2009 - 5 February - Roundtable on the External Dimension of the Stockholm Programme
On 5 February 2010, the T.M.C. Asser Instituut hosted a conference organised by CLEER on the implementation of the external dimension of the Stockholm Programme.
The Stockholm Programme is the European Union's new multi-annual programme in the Area of Freedom, Security and Justice. It was adopted in December 2009 by the European Council and is expected to be implemented on the basis of an Action Plan drawn up by the Spanish Presidency. In the Stockholm Programme, the European Council sets out the policy guidelines concerning police and judicial cooperation, asylum, migration, immigration and border control. The Programme covers the internal and the external aspects of these policies. The conference organised by CLEER focussed on the implementation of the external dimension of these policies. The presentations and discussion were clustered around three topics:
- Basic principles of mutual legal assistance agreements and extradition of the Union with third countries.
- Combating illegal immigration: returning illegally staying third country nationals while cooperating with and assisting transit countries and countries of origin.
- Data exchange and data protection clauses in international agreements of the Union: striking the right balance between the demand for data for law enforcement purposes and the protection of privacy.
After a welcome speech of professor Nelissen (Director of the Asser Instituut), dr. Rob Visser (Director General of the Ministry of Justice of the Netherlands) gave an introductory speech.

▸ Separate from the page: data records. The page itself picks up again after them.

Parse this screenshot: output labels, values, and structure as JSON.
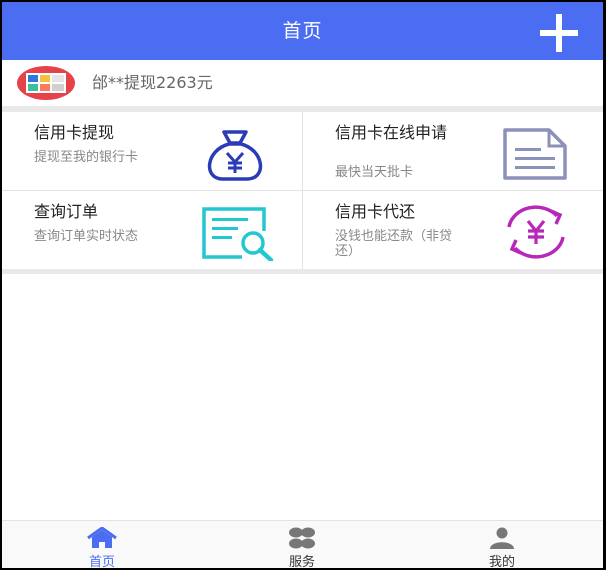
{
  "header": {
    "title": "首页",
    "add_icon": "plus-icon"
  },
  "notice": {
    "text": "邰**提现2263元",
    "icon": "card-thumbnail-icon"
  },
  "services": [
    {
      "title": "信用卡提现",
      "subtitle": "提现至我的银行卡",
      "icon": "money-bag-yen-icon",
      "color": "#2b3db6"
    },
    {
      "title": "信用卡在线申请",
      "subtitle": "最快当天批卡",
      "icon": "document-icon",
      "color": "#8b91b8"
    },
    {
      "title": "查询订单",
      "subtitle": "查询订单实时状态",
      "icon": "search-document-icon",
      "color": "#23c7d0"
    },
    {
      "title": "信用卡代还",
      "subtitle": "没钱也能还款（非贷还）",
      "icon": "yen-cycle-icon",
      "color": "#b628b8"
    }
  ],
  "tabbar": {
    "items": [
      {
        "label": "首页",
        "icon": "home-icon",
        "active": true
      },
      {
        "label": "服务",
        "icon": "grid-icon",
        "active": false
      },
      {
        "label": "我的",
        "icon": "user-icon",
        "active": false
      }
    ],
    "active_color": "#4a6df2"
  },
  "colors": {
    "header": "#4a6df2",
    "separator": "#e9e9e9"
  }
}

H.E. Dr. E.M.H. Ballin (Dutch Minister of Justice) delivered the keynote speech. Among other issues, he called the participants to pay attention to the need of coherence and consistency between policies in the Area of Freedom, Security and Justice and the external actions of the EU. To that end the Minister argued the necessity of ensuring coherence between the institutions based in Brussels and agencies like Frontex, Europol and Euojust. He also questioned the future role of COSI and parameters for minter-institutional cooperation as set out by the Council.
The three main topics were discussed in the framework of three sessions, under the Chatham House Rule. Speakers from academia and from the world of policymaking gave presentations. Each panel was closed by a debate chaired by a moderator. The conference was closed by the three moderators presenting overarching views and main conclusions regarding the three panels.
The conference was financially supported by the Dutch Ministry of Justice and the European Commission.